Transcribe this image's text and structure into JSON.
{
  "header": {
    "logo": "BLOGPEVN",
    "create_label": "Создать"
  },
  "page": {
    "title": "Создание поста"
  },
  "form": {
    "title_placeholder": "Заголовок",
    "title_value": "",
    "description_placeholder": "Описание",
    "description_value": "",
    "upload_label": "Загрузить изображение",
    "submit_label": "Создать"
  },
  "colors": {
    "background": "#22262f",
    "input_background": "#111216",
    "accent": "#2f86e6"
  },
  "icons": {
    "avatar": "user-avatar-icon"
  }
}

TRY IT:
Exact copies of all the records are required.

RESPONSE TO THE TASK:
Transcribe this image's text and structure into JSON.
{
  "header": {
    "logo": "BLOGPEVN",
    "create_label": "Создать"
  },
  "page": {
    "title": "Создание поста"
  },
  "form": {
    "title_placeholder": "Заголовок",
    "title_value": "",
    "description_placeholder": "Описание",
    "description_value": "",
    "upload_label": "Загрузить изображение",
    "submit_label": "Создать"
  },
  "colors": {
    "background": "#22262f",
    "input_background": "#111216",
    "accent": "#2f86e6"
  },
  "icons": {
    "avatar": "user-avatar-icon"
  }
}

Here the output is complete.